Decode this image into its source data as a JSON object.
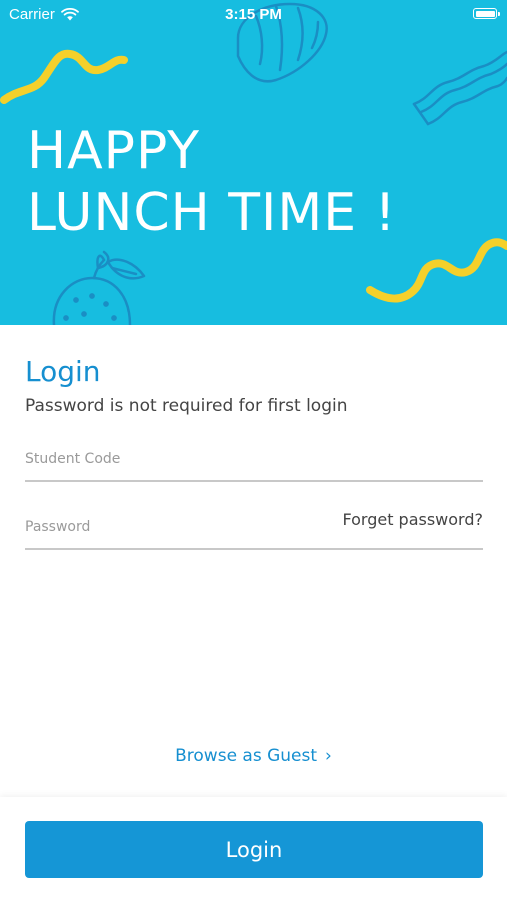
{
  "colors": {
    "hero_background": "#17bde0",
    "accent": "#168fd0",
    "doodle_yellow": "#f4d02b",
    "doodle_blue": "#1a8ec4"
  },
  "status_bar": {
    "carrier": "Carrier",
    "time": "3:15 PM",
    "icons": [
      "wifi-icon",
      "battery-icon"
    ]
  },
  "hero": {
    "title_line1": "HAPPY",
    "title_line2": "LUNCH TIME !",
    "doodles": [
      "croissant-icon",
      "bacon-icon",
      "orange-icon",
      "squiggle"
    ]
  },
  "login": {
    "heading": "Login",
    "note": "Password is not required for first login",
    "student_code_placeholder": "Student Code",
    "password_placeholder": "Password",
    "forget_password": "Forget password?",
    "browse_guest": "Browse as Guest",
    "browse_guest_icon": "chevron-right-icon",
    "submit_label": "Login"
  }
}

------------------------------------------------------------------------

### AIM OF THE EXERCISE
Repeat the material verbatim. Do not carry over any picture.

### RESULT FOR THIS TASK
Decode this image into its source data as a JSON object.
{
  "colors": {
    "hero_background": "#17bde0",
    "accent": "#168fd0",
    "doodle_yellow": "#f4d02b",
    "doodle_blue": "#1a8ec4"
  },
  "status_bar": {
    "carrier": "Carrier",
    "time": "3:15 PM",
    "icons": [
      "wifi-icon",
      "battery-icon"
    ]
  },
  "hero": {
    "title_line1": "HAPPY",
    "title_line2": "LUNCH TIME !",
    "doodles": [
      "croissant-icon",
      "bacon-icon",
      "orange-icon",
      "squiggle"
    ]
  },
  "login": {
    "heading": "Login",
    "note": "Password is not required for first login",
    "student_code_placeholder": "Student Code",
    "password_placeholder": "Password",
    "forget_password": "Forget password?",
    "browse_guest": "Browse as Guest",
    "browse_guest_icon": "chevron-right-icon",
    "submit_label": "Login"
  }
}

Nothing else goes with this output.